(Extracted data entries)
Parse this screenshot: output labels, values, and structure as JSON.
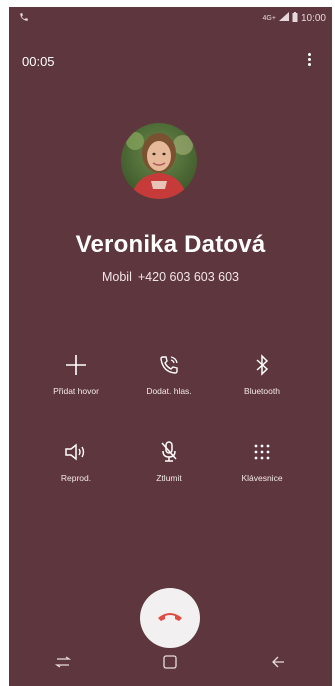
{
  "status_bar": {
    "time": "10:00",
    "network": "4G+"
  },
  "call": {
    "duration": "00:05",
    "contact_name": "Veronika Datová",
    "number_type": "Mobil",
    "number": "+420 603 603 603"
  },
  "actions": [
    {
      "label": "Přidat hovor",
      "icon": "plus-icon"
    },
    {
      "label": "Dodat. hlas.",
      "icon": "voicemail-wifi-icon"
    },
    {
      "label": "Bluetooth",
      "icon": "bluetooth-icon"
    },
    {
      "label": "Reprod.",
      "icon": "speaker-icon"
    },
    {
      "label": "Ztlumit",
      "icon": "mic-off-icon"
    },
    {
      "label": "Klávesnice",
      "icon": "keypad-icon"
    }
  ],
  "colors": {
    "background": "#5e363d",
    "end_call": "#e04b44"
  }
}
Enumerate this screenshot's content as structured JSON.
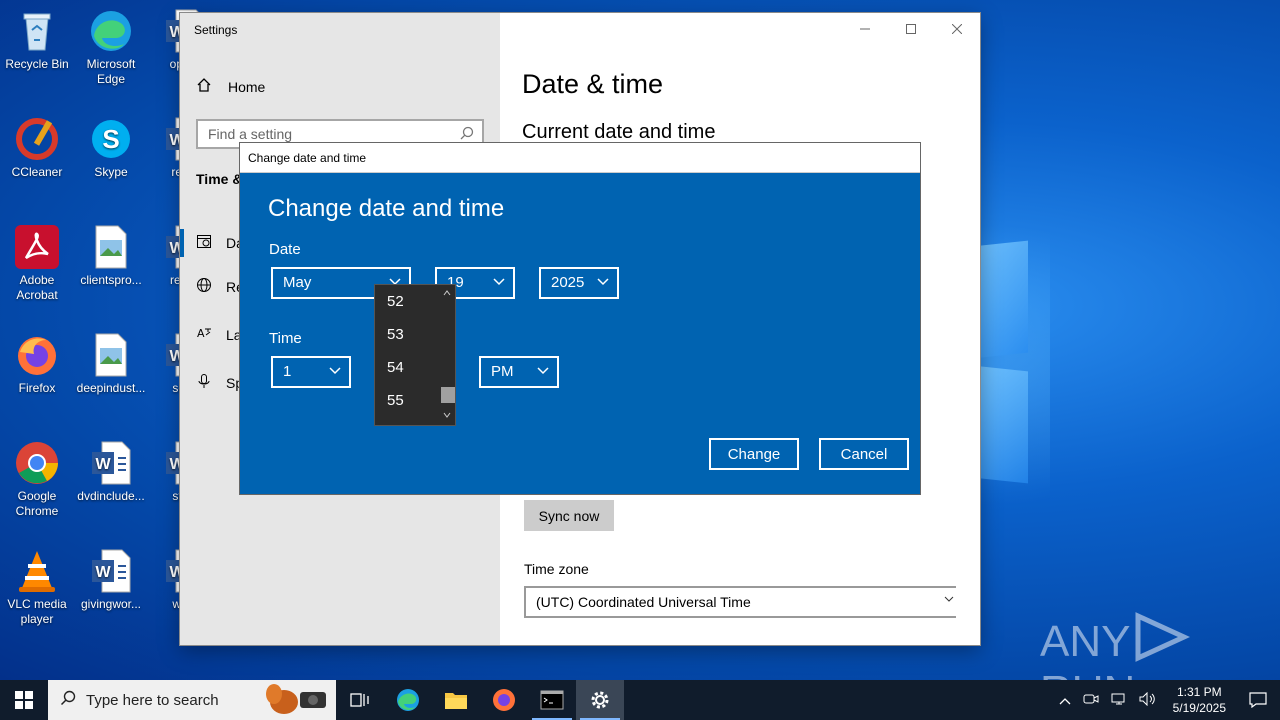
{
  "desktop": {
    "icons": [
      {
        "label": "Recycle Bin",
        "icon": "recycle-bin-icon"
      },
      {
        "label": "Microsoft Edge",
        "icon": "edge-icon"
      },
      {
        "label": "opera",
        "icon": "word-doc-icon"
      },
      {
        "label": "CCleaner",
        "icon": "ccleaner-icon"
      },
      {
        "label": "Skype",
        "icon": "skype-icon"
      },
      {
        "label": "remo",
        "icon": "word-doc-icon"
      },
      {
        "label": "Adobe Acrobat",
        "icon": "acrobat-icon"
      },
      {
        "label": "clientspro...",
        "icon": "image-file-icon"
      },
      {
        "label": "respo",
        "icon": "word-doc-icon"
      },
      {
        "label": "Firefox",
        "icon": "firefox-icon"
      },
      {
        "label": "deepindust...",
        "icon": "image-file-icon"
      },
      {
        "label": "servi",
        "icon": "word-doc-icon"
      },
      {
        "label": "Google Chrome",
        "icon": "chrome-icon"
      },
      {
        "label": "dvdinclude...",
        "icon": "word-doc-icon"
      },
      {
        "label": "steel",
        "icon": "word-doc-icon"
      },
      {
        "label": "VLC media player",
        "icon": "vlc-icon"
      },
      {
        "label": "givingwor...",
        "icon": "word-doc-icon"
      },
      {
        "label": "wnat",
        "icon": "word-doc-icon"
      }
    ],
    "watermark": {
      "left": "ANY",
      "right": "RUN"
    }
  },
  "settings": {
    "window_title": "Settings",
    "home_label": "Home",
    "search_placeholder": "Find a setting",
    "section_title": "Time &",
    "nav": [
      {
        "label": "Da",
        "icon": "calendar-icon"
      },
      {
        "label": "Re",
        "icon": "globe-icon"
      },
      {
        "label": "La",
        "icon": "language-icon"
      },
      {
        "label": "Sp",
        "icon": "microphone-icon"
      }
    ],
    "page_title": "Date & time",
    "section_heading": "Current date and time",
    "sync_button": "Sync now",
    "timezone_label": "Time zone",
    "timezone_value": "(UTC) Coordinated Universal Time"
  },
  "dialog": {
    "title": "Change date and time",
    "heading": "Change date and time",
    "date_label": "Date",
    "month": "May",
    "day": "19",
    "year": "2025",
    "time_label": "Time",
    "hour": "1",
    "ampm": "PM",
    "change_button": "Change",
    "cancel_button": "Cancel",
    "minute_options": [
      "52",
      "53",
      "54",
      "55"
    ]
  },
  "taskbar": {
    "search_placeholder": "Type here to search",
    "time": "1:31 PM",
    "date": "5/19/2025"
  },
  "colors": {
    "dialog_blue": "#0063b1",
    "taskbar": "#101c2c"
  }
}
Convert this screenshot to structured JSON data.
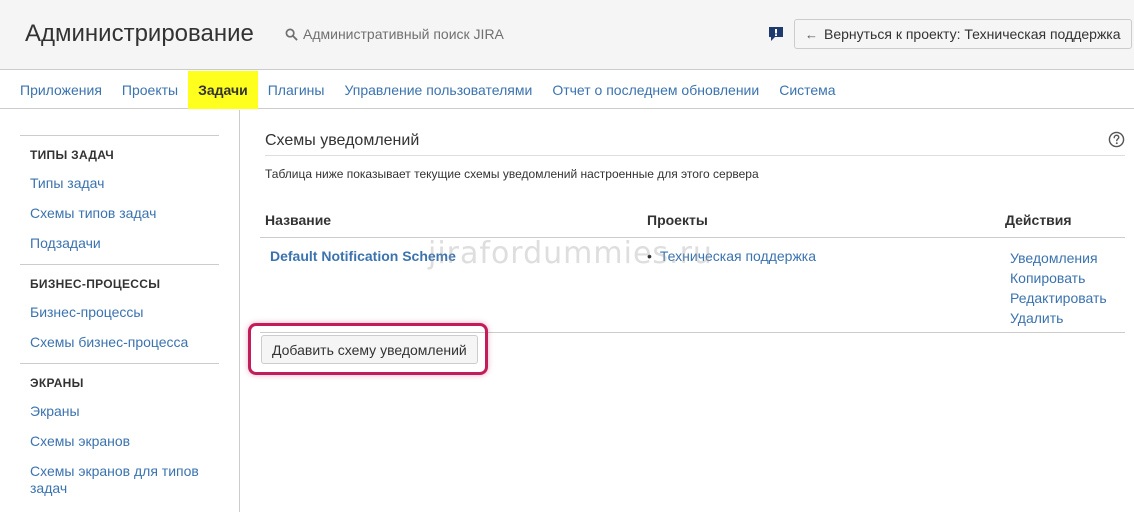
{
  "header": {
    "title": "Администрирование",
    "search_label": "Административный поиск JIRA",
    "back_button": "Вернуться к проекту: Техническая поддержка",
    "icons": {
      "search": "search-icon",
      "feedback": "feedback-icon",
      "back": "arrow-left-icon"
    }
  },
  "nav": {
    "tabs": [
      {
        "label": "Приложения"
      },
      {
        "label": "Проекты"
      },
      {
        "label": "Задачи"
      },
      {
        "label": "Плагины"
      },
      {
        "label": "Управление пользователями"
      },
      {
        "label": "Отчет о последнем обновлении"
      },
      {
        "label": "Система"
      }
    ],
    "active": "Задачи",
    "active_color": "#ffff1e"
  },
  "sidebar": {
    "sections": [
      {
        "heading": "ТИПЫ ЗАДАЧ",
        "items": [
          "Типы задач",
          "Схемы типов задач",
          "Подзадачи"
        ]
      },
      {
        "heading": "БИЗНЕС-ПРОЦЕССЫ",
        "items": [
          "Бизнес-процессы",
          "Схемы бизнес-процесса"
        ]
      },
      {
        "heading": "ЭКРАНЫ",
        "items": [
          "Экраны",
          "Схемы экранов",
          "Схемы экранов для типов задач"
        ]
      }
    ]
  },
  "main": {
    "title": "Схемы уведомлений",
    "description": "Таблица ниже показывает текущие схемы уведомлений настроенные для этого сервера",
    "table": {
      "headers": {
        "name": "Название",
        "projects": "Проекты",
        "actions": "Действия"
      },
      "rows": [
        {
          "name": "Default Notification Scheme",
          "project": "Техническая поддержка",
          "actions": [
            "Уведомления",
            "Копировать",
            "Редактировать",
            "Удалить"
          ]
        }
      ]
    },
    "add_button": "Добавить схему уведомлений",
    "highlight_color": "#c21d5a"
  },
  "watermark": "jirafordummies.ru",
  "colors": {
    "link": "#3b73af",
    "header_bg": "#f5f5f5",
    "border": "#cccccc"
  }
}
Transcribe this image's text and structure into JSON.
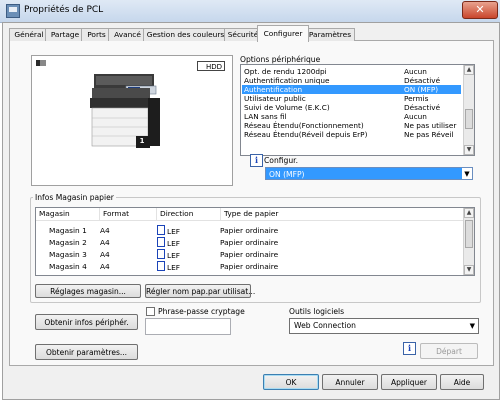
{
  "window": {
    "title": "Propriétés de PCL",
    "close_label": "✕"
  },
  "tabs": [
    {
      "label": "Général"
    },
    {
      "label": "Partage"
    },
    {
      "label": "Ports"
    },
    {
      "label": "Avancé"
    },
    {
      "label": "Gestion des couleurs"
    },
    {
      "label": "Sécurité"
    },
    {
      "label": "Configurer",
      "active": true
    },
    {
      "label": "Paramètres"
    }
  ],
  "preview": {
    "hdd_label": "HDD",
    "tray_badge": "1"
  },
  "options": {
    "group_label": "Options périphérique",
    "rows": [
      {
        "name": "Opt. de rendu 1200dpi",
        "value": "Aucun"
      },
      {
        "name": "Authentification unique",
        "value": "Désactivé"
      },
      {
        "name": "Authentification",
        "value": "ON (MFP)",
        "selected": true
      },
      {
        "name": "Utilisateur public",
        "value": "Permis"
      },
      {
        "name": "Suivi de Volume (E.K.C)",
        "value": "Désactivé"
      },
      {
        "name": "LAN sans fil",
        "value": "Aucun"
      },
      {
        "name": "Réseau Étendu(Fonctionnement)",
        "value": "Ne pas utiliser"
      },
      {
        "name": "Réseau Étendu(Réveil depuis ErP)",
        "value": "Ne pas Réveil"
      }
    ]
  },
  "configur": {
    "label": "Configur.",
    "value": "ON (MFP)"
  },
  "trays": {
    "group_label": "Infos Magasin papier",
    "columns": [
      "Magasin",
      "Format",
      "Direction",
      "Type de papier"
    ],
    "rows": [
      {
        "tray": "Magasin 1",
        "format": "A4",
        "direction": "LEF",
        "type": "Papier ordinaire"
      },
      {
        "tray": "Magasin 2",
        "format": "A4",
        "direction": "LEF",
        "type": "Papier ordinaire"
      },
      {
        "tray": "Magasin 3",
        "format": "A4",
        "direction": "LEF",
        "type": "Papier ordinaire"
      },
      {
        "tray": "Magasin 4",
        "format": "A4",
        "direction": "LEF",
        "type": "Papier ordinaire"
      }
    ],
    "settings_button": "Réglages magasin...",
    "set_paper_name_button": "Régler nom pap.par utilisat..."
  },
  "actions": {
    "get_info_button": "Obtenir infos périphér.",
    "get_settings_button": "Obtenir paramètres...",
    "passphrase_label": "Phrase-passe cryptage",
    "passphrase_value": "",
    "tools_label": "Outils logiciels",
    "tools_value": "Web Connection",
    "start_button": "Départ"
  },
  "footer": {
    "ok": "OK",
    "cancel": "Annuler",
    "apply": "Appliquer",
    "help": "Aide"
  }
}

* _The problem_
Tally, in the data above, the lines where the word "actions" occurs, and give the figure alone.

* _Your response_
4